Task data: Begin

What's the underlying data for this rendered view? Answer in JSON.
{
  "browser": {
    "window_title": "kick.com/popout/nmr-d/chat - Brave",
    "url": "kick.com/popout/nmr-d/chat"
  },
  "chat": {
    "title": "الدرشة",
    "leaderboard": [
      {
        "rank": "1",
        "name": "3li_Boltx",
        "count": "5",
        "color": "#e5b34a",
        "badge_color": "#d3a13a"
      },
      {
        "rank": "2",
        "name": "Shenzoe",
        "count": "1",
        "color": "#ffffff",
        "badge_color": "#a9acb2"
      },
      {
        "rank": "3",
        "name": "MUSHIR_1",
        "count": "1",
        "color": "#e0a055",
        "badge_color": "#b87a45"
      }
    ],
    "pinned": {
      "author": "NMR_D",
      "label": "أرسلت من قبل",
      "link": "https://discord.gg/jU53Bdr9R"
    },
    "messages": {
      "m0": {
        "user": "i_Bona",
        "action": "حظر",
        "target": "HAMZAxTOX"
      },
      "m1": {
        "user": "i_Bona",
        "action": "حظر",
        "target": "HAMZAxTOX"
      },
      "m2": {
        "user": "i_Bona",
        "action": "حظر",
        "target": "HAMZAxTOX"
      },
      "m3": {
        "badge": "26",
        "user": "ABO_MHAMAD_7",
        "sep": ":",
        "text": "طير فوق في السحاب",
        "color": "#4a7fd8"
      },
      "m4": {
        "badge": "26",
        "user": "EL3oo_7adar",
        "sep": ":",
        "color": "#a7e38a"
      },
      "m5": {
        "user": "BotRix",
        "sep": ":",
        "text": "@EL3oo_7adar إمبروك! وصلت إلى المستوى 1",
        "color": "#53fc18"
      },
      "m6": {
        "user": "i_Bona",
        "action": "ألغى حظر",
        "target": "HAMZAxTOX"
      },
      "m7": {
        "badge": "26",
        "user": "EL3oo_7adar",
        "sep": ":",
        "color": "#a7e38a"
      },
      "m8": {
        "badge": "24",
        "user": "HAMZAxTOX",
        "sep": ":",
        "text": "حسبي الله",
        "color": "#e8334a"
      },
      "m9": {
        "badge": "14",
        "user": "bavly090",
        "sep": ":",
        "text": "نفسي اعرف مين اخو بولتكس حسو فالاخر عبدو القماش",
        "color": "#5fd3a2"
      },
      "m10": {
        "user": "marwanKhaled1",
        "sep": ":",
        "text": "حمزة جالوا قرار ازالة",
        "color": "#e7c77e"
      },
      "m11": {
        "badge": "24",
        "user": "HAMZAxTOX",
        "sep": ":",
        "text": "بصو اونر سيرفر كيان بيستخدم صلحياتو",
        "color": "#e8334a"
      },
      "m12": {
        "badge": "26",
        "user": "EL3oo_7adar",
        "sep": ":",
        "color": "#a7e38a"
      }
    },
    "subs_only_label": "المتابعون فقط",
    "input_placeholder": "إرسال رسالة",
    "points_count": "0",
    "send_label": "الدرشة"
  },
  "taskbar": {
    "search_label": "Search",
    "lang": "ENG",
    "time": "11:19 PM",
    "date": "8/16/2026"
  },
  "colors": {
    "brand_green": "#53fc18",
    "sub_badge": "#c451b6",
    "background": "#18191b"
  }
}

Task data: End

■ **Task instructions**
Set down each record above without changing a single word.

■ **Exercise response**
What's the underlying data for this rendered view? Answer in JSON.
{
  "browser": {
    "window_title": "kick.com/popout/nmr-d/chat - Brave",
    "url": "kick.com/popout/nmr-d/chat"
  },
  "chat": {
    "title": "الدرشة",
    "leaderboard": [
      {
        "rank": "1",
        "name": "3li_Boltx",
        "count": "5",
        "color": "#e5b34a",
        "badge_color": "#d3a13a"
      },
      {
        "rank": "2",
        "name": "Shenzoe",
        "count": "1",
        "color": "#ffffff",
        "badge_color": "#a9acb2"
      },
      {
        "rank": "3",
        "name": "MUSHIR_1",
        "count": "1",
        "color": "#e0a055",
        "badge_color": "#b87a45"
      }
    ],
    "pinned": {
      "author": "NMR_D",
      "label": "أرسلت من قبل",
      "link": "https://discord.gg/jU53Bdr9R"
    },
    "messages": {
      "m0": {
        "user": "i_Bona",
        "action": "حظر",
        "target": "HAMZAxTOX"
      },
      "m1": {
        "user": "i_Bona",
        "action": "حظر",
        "target": "HAMZAxTOX"
      },
      "m2": {
        "user": "i_Bona",
        "action": "حظر",
        "target": "HAMZAxTOX"
      },
      "m3": {
        "badge": "26",
        "user": "ABO_MHAMAD_7",
        "sep": ":",
        "text": "طير فوق في السحاب",
        "color": "#4a7fd8"
      },
      "m4": {
        "badge": "26",
        "user": "EL3oo_7adar",
        "sep": ":",
        "color": "#a7e38a"
      },
      "m5": {
        "user": "BotRix",
        "sep": ":",
        "text": "@EL3oo_7adar إمبروك! وصلت إلى المستوى 1",
        "color": "#53fc18"
      },
      "m6": {
        "user": "i_Bona",
        "action": "ألغى حظر",
        "target": "HAMZAxTOX"
      },
      "m7": {
        "badge": "26",
        "user": "EL3oo_7adar",
        "sep": ":",
        "color": "#a7e38a"
      },
      "m8": {
        "badge": "24",
        "user": "HAMZAxTOX",
        "sep": ":",
        "text": "حسبي الله",
        "color": "#e8334a"
      },
      "m9": {
        "badge": "14",
        "user": "bavly090",
        "sep": ":",
        "text": "نفسي اعرف مين اخو بولتكس حسو فالاخر عبدو القماش",
        "color": "#5fd3a2"
      },
      "m10": {
        "user": "marwanKhaled1",
        "sep": ":",
        "text": "حمزة جالوا قرار ازالة",
        "color": "#e7c77e"
      },
      "m11": {
        "badge": "24",
        "user": "HAMZAxTOX",
        "sep": ":",
        "text": "بصو اونر سيرفر كيان بيستخدم صلحياتو",
        "color": "#e8334a"
      },
      "m12": {
        "badge": "26",
        "user": "EL3oo_7adar",
        "sep": ":",
        "color": "#a7e38a"
      }
    },
    "subs_only_label": "المتابعون فقط",
    "input_placeholder": "إرسال رسالة",
    "points_count": "0",
    "send_label": "الدرشة"
  },
  "taskbar": {
    "search_label": "Search",
    "lang": "ENG",
    "time": "11:19 PM",
    "date": "8/16/2026"
  },
  "colors": {
    "brand_green": "#53fc18",
    "sub_badge": "#c451b6",
    "background": "#18191b"
  }
}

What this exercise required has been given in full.